  1. Commit to innovation. Today, Pennsylvania’s main innovation programs are mostly adrift, without either adequate funding or high-level advocates in government. The next administration’s top leaders should move urgently to elevate the importance of innovation. Along these lines, the next administration should:
    • Embrace the cause of innovation and articulate a strong vision.
    • Center innovation in economic development activities.
    • Rebuild the innovation budget.

    Read more about how Pennsylvania can commit to innovation on page 65 of the report.

  2. Accelerate commercialization and growth in the state’s major innovation metro areas. Pennsylvania lags in translating its top-quality R&D into growth firms and advanced industry employment. At the same time, reduced state investment has undercut efforts to bolster the vital tech ecosystems that help companies grow, particularly near research universities. Accordingly, the next administration in Harrisburg should:
    • Design and support a Pennsylvania Innovation Hubs program as a sizable challenge grant to help regional innovation clusters.
    • Aggressively leverage parallel federal cluster programs.
    • Expand the state matching fund for federal Small Business Innovation Research (SBIR)/Small Business Tech Transfer (STTR) awards.

    Read more about how Pennsylvania can accelerate innovation in the state’s major innovation metro areas on page 68 of the report.

  3. Foster innovation and entrepreneurship outside of major metro areas. Pennsylvania’s stark regional divides divorce hundreds of thousands of Pennsylvanians from opportunities in big-city innovation centers. To help more of the state’s smaller cities, towns, and rural areas tap into the benefits of the innovation economy, the next administration should:
    • Design and fund a competitive challenge grant to catalyze innovation and entrepreneurship in 20 regions outside Pennsylvania’s major metro areas.
    • Establish an advanced industries innovation voucher program.
    • Continue to strengthen the Penn State LaunchBox and Innovation Network and expand university engagement in local regions more broadly.

    Read more about how Pennsylvania can foster innovation in smaller communities on page 75 of the report.

  4. Insist on inclusion. Without a specific effort to build a more inclusive innovation economy, Pennsylvania risks perpetuating the same inequalities that it has faced for years. Given that, the state should focus on enhancing inclusion in its innovation economy across three themes:
    • Grow a more inclusive entrepreneurial ecosystem in both innovation-intensive industries and Main Street entrepreneurship.
    • Expand access to advanced industry careers for workers who have been historically underrepresented in those industries.
    • Make STEM education more equitable from K-12 through higher education.

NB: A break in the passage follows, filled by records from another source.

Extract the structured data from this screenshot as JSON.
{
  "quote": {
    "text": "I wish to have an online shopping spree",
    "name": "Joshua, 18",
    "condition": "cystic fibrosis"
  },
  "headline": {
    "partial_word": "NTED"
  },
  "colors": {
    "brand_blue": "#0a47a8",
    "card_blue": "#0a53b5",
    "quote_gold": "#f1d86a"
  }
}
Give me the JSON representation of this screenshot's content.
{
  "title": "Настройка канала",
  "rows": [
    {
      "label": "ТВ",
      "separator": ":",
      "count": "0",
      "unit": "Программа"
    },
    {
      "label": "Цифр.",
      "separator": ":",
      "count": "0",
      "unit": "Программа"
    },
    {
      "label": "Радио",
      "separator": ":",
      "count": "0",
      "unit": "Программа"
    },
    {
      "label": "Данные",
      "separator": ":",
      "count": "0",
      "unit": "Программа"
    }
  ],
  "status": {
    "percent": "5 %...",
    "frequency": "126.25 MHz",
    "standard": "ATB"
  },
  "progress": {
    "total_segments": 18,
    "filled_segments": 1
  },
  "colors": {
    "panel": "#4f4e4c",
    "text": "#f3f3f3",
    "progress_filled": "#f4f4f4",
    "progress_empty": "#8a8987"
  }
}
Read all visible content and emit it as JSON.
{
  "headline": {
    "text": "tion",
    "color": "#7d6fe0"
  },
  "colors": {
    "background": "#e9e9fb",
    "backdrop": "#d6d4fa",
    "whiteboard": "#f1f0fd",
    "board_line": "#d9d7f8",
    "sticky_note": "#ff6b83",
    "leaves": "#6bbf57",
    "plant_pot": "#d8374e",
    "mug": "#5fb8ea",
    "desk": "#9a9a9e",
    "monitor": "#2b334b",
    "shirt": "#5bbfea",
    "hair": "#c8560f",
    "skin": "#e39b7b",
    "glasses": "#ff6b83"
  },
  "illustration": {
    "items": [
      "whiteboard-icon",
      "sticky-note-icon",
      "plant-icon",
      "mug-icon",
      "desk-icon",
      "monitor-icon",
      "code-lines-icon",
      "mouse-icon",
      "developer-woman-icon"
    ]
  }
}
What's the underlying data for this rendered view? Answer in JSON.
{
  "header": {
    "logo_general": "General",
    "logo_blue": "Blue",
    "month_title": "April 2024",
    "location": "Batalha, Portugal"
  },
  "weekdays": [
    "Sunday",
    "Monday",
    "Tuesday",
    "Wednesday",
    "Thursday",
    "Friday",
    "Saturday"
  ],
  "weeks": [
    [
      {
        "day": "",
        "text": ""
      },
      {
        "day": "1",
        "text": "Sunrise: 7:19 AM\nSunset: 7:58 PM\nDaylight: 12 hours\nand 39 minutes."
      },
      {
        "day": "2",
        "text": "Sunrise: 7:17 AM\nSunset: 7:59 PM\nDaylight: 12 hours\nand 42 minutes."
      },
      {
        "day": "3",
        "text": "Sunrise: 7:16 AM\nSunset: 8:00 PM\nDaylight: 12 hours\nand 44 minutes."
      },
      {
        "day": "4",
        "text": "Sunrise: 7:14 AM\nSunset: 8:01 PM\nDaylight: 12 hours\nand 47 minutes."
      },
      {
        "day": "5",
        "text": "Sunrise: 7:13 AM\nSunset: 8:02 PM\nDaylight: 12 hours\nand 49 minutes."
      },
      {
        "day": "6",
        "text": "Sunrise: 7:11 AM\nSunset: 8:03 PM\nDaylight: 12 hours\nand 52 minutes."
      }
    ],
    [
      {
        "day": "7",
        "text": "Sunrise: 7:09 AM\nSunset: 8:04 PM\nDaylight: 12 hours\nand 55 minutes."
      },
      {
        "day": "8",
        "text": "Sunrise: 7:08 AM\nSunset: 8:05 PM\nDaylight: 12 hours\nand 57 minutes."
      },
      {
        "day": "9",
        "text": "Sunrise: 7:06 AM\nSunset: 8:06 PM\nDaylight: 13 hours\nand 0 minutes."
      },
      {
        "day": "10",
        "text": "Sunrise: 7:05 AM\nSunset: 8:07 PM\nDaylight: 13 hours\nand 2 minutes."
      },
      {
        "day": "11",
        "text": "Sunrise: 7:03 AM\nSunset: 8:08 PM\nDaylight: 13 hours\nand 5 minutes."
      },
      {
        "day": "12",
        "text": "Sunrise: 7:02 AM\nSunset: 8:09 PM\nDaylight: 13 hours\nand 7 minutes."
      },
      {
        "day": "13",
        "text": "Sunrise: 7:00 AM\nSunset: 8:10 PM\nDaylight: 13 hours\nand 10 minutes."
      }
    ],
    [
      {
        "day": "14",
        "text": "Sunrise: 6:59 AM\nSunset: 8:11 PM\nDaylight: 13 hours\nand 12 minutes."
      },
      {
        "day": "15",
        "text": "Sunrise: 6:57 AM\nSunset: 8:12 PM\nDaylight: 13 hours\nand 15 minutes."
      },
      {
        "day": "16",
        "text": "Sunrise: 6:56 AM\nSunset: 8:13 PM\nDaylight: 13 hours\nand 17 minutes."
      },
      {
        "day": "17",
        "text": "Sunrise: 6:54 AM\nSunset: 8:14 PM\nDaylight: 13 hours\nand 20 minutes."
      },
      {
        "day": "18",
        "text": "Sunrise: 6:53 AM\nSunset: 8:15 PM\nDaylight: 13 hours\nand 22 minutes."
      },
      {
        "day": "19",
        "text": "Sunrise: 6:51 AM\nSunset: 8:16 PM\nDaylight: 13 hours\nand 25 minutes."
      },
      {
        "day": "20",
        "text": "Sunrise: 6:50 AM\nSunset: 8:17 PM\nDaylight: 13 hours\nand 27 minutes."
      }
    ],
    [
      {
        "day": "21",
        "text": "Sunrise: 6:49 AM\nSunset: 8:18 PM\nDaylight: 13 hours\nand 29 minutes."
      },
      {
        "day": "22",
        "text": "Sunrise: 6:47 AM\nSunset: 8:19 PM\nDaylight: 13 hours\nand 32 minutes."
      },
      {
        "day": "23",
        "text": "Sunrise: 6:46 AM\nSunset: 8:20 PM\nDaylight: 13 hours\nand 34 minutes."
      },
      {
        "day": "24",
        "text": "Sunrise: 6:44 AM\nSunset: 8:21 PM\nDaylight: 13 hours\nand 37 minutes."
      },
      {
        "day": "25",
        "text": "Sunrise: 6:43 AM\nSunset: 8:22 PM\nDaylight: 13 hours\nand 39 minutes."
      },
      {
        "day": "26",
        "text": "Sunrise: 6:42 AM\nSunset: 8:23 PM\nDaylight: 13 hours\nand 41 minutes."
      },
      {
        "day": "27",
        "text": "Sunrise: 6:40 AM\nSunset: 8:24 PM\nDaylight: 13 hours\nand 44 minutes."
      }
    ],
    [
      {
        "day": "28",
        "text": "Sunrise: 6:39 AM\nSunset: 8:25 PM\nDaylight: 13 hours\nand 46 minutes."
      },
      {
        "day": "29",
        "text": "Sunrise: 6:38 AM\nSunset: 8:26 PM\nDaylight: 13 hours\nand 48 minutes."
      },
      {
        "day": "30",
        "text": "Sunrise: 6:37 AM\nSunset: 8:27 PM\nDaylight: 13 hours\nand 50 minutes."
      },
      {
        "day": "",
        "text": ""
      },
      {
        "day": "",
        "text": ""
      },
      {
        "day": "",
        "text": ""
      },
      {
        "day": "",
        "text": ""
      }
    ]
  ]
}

    Read more about how Pennsylvania can make its innovation economy more inclusive on page 81 of the report.

In order to build a more competitive and inclusive economy in the coming years, Pennsylvania must act now to reclaim its former position as an innovation leader.